This post is also available in: Kreyol
My boyfriend walked over to me with my phone in his hand.
“Who is Daniel?”
I frowned. “Is that my phone?”
“Is this the dude you gave your number to? Why is he texting you all crazy?”
“It’s not even like that, I gave him my number as a friend. I don’t even know why he keeps texting me.” I snatched my phone back.
“Does he know you have a man?”
“Yes! I told you, it’s not like that.”
Let’s start from the beginning.
It was fall, I had recently moved to Philadelphia from New York for school. Between my studies, my weekend job, and new relationship; I was pretty busy.
My boyfriend was Nigerian-American and like me, he was entrenched in his culture. His family spoke Yoruba, his mother cooked elaborate authentic dishes, and they wore traditional Nigerian outfits to all events. One weekend at his mother’s house, she was teaching me how to make jollof rice when it hit me hard; I was homesick and wanted to see, touch, taste, and feel something from home.
Born and raised in a large Haitian community in New York, I was used to buying beef patties and djon djon like some people would buy orange juice. I missed speaking and hearing Kreyol on a daily basis. Although I was told Philadelphia had a large Haitian community, I had yet to experience it.
One day while waiting for the trolley after class, I heard snatches of Kreyol coming from a young man my age on his cell phone. Without hesitating, I walked over to him and asked, “Ou Ayisyen?”

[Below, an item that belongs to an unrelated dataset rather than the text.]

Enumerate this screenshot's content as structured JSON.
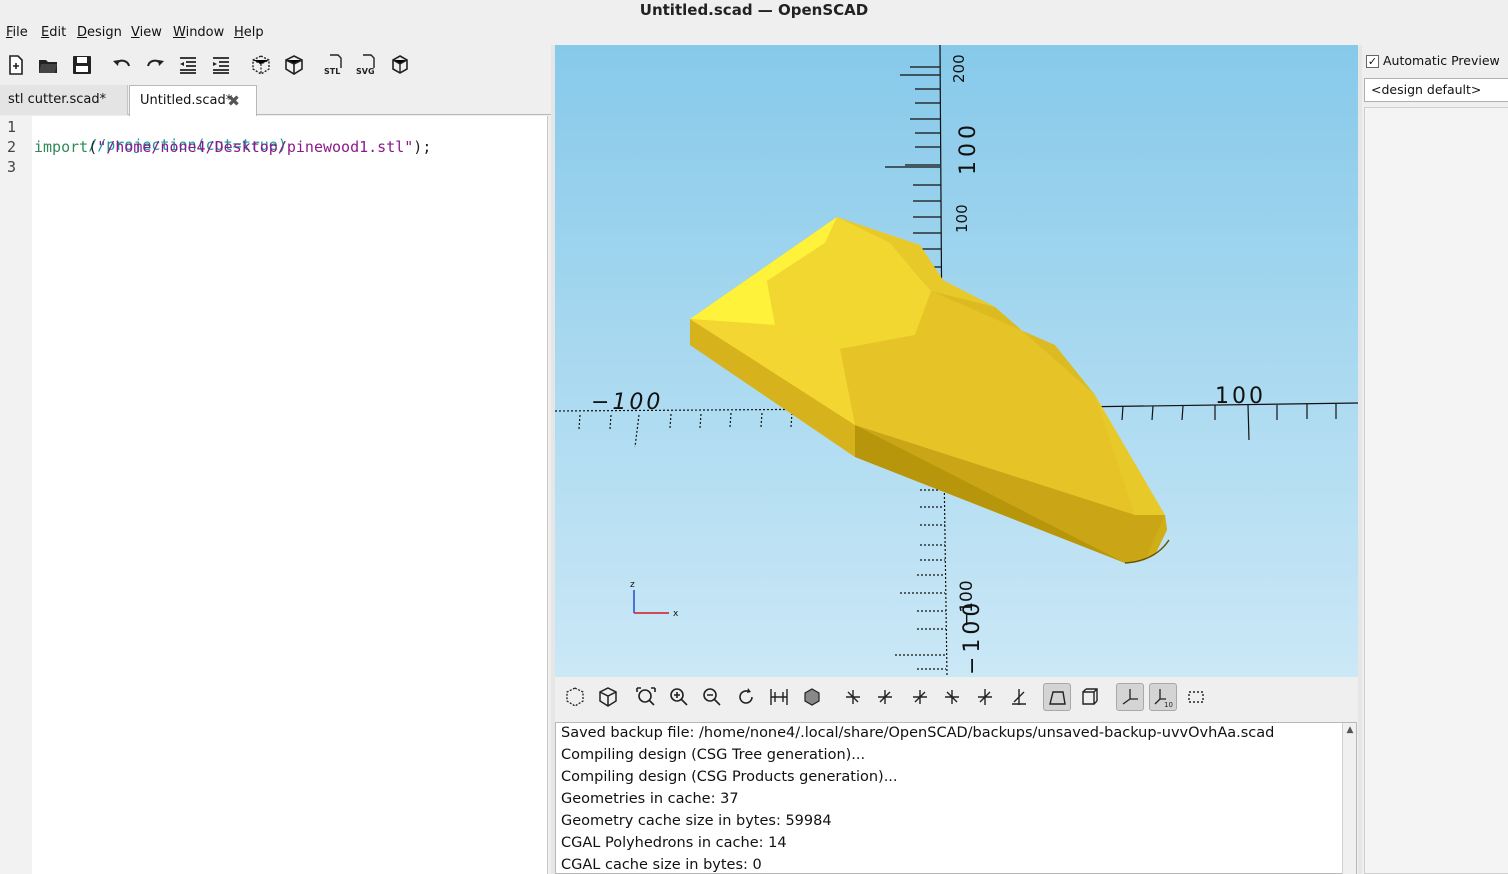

He turned towards me and smiled. Minutes later, Daniel and I were deep in a conversation that continued onto the trolley.
“I just want to know where the Haitians are! Where can I get some pate, damn!”
“I can definitely help you with that. We are out here; you just have to know where to find us. Can I get your number so I can keep in touch?”
Normally when guys asked for my number, I told them no or wiggled my left hand with my fake engagement ring in their face. However this was different, this was my chance to reconnect with my people. I entered my number in his phone and got off at my stop. A few days later while I was at work, my phone blew up with text messages from Daniel.
Him: What are you doing?
Me: At work
Him: What time do you get off?
Him: What are you doing later?
Him: Are you seeing anybody right now?
Me: Yes, I have a boyfriend. What about you?
Him: Yes, I have a girl.
I had to make a decision: getting that griyo hook up, or being a good girlfriend. Eventually I stopped responding and after the fight with my boyfriend, I deleted Daniel’s number from my phone. He was not worth messing up my relationship over.
I took matters in my own hands and did what I should have done from the beginning; I went home to New York. The first thing I noticed when I walked into the kitchen was the familiar oil stained brown paper bag sitting on the table. I threw back my head and laughed. I never did find a place to buy Haitian food in Philly although I did meet a few young Haitians later on. I started learning how to prepare the food I craved and for those times when substitutes did not cut it, I knew the perfect place to go, my mom’s kitchen.
What would you have done?